OpenSQL Camp Offers Informal Meeting for Database Developers
Members of various open-source database communities will get together in mid-November for the first-ever "OpenSQL camp." The free conference, which has room for 150 attendees, will be held in Charlottesville, Virginia, and is meant to help the members of all open-source database projects to learn from one another. Potential participants are encouraged to register on the Wiki, as well as to propose conference talks. Organizers want the camp to make it possible for participants "to learn, to participate, to contribute, and to write code."
Open-source databases have become quite prominent over the last decade, in large installations as well as small ones. MySQL and PostgreSQL are the best-known open-source databases, but SQLite, Firebird, and CouchDB are also popular in some corners, and offer compelling features of their own. In some cases, users aren't even aware that they have installed a database: For example, the Firefox Web browser comes with an installation of SQLite, which it uses to manage preferences and passwords.

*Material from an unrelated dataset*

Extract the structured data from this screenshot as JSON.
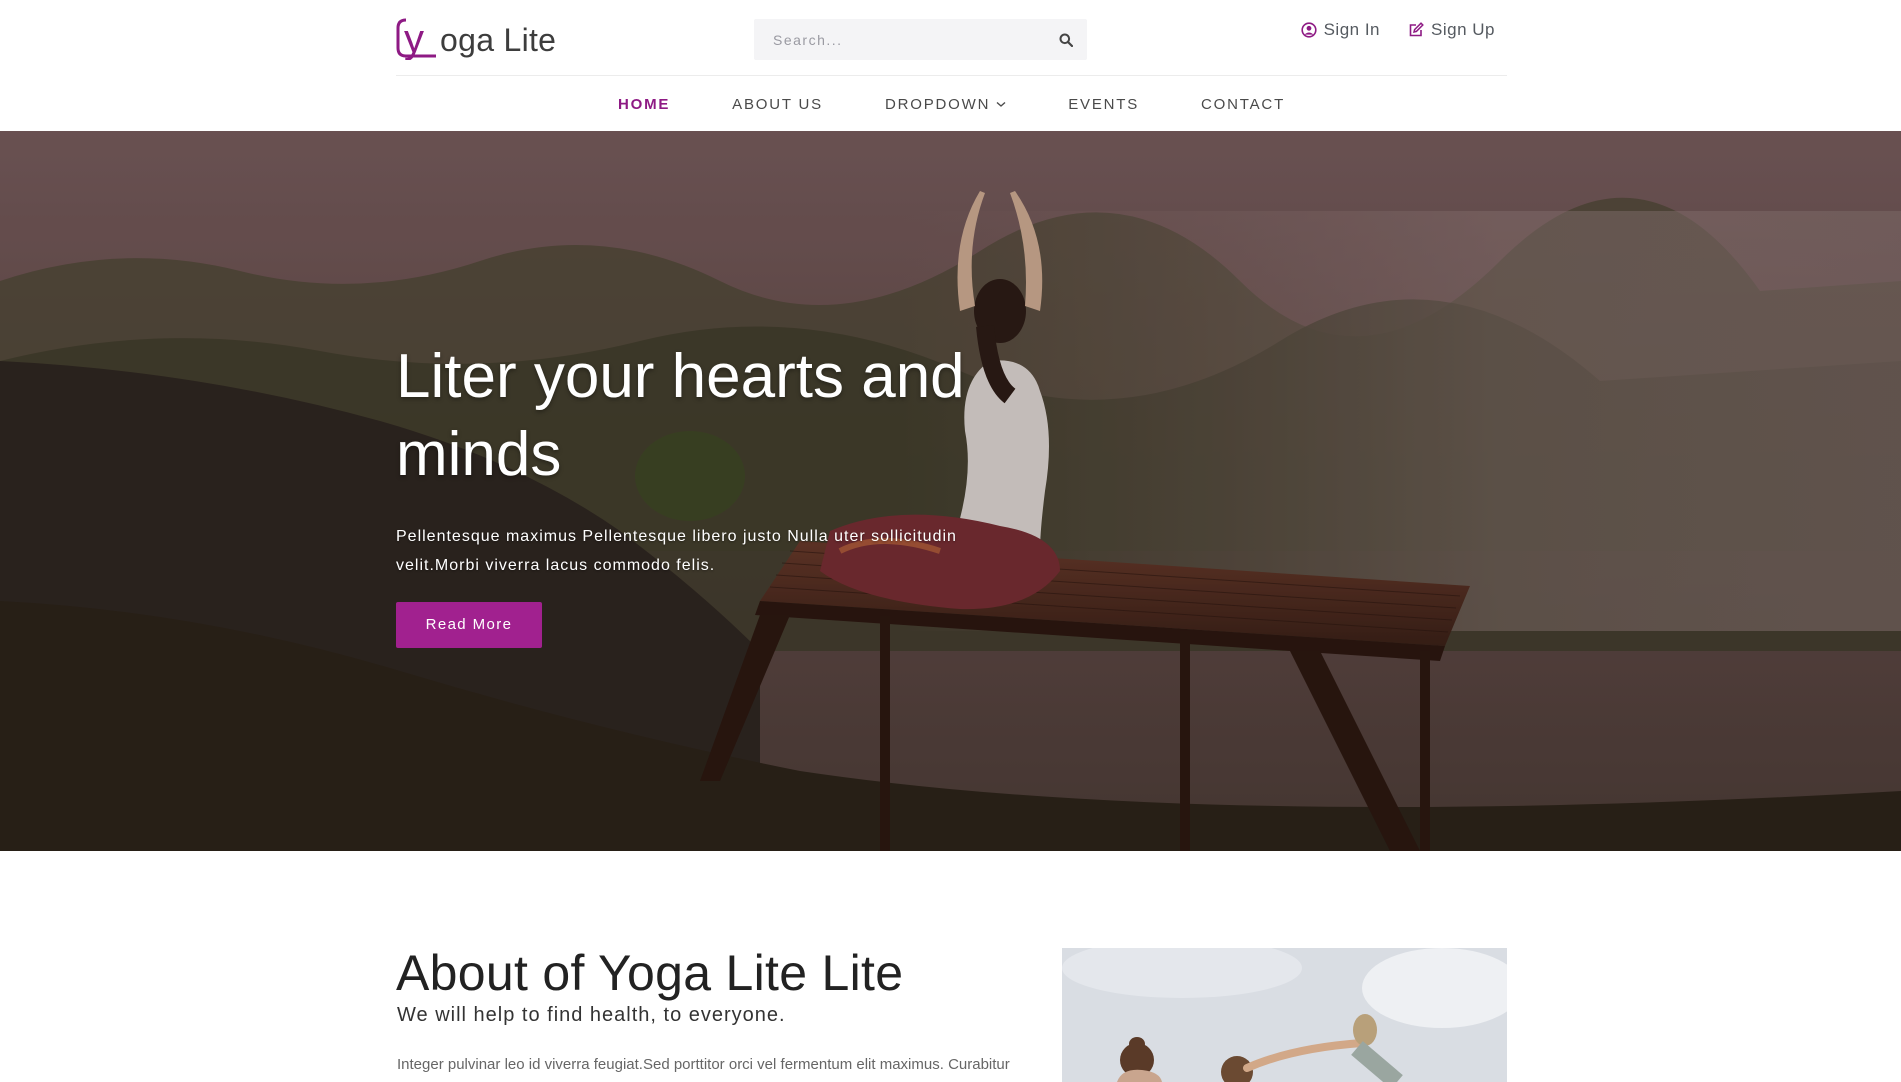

Companies based on open-source databases employ a number of business models to make money. MySQL AB, which was bought by Sun Microsystems for $1 billion earlier this year, sells service and support contracts. EnterpriseDB offers an Oracle-compatible interface layer to PostgreSQL, allowing organizations to use their Oracle-compatible software while enjoying far lower installation and maintenance costs.

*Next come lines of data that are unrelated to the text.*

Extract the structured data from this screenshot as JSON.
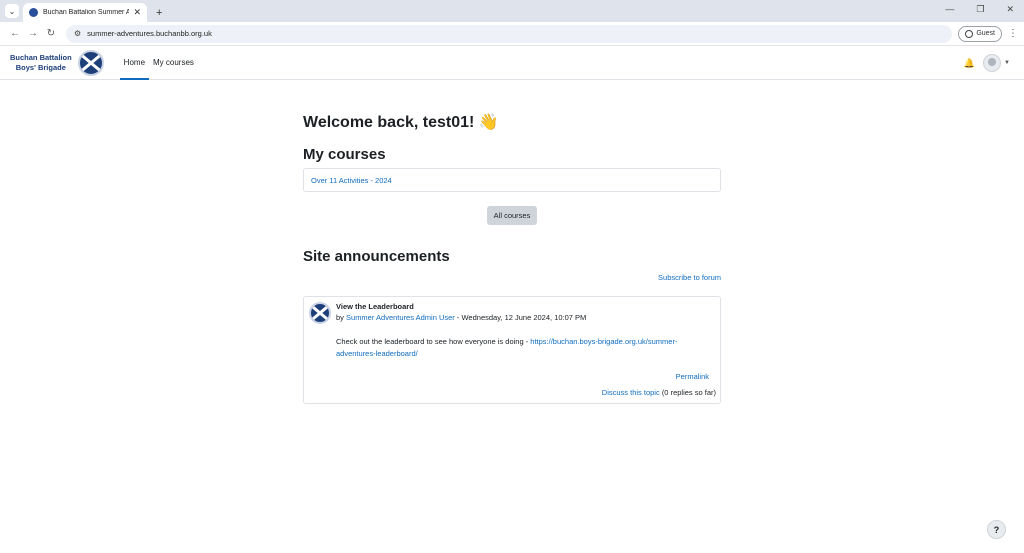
{
  "browser": {
    "tab_title": "Buchan Battalion Summer Adve",
    "url": "summer-adventures.buchanbb.org.uk",
    "guest_label": "Guest"
  },
  "site": {
    "brand_line1": "Buchan Battalion",
    "brand_line2": "Boys' Brigade",
    "nav": [
      {
        "label": "Home",
        "active": true
      },
      {
        "label": "My courses",
        "active": false
      }
    ]
  },
  "main": {
    "welcome": "Welcome back, test01! 👋",
    "my_courses_title": "My courses",
    "course": "Over 11 Activities - 2024",
    "all_courses": "All courses",
    "announcements_title": "Site announcements",
    "subscribe": "Subscribe to forum",
    "post": {
      "subject": "View the Leaderboard",
      "by": "by",
      "author": "Summer Adventures Admin User",
      "date": "- Wednesday, 12 June 2024, 10:07 PM",
      "body": "Check out the leaderboard to see how everyone is doing  - ",
      "link": "https://buchan.boys-brigade.org.uk/summer-adventures-leaderboard/",
      "permalink": "Permalink",
      "discuss": "Discuss this topic",
      "replies": "(0 replies so far)"
    }
  },
  "help": "?"
}
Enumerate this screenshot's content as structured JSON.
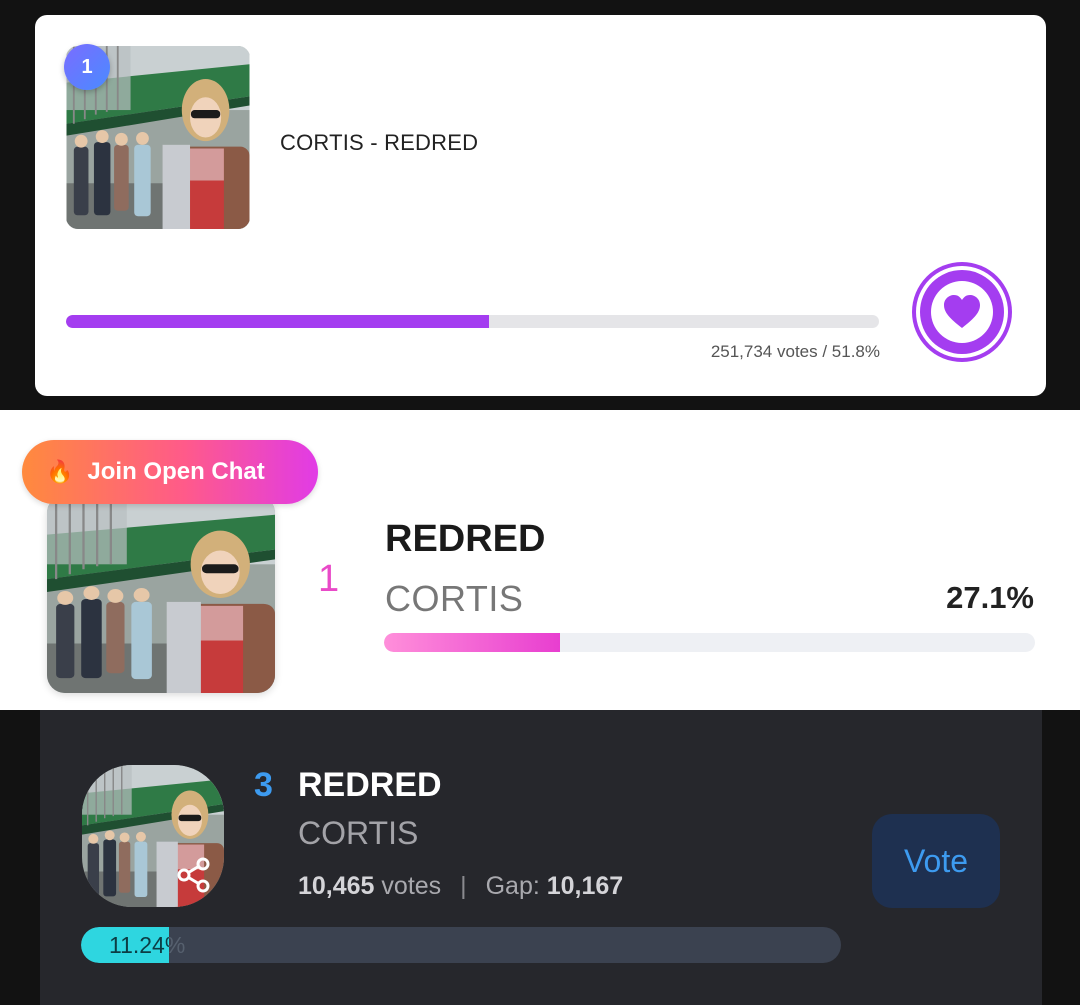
{
  "panel1": {
    "rank": "1",
    "title": "CORTIS - REDRED",
    "votes_text": "251,734 votes / 51.8%",
    "progress": 0.52,
    "accent": "#a43df0"
  },
  "panel2": {
    "chat_label": "Join Open Chat",
    "chat_icon": "fire-icon",
    "rank": "1",
    "title": "REDRED",
    "artist": "CORTIS",
    "percent": "27.1%",
    "progress": 0.271,
    "accent": "#e83ed0"
  },
  "panel3": {
    "rank": "3",
    "title": "REDRED",
    "artist": "CORTIS",
    "votes": "10,465",
    "votes_label": "votes",
    "gap_label": "Gap:",
    "gap": "10,167",
    "vote_button": "Vote",
    "percent": "11.24%",
    "progress": 0.1124,
    "accent": "#2ed6e0"
  }
}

But at the end of the day, commercial companies based on open-source databases still rely on the developer community for direction and support. By bringing developers from multiple open-source database communities together, the OpenSQL Camp will help to push each project forward into new technical areas, as well as understand topics which they might need or want to pursue jointly. Even if no common code comes out of the conference, it is always interesting and useful to learn how another open-source project has implemented certain functionality, particularly now that developers are looking to solve particularly hard problems having to do with performance and replication.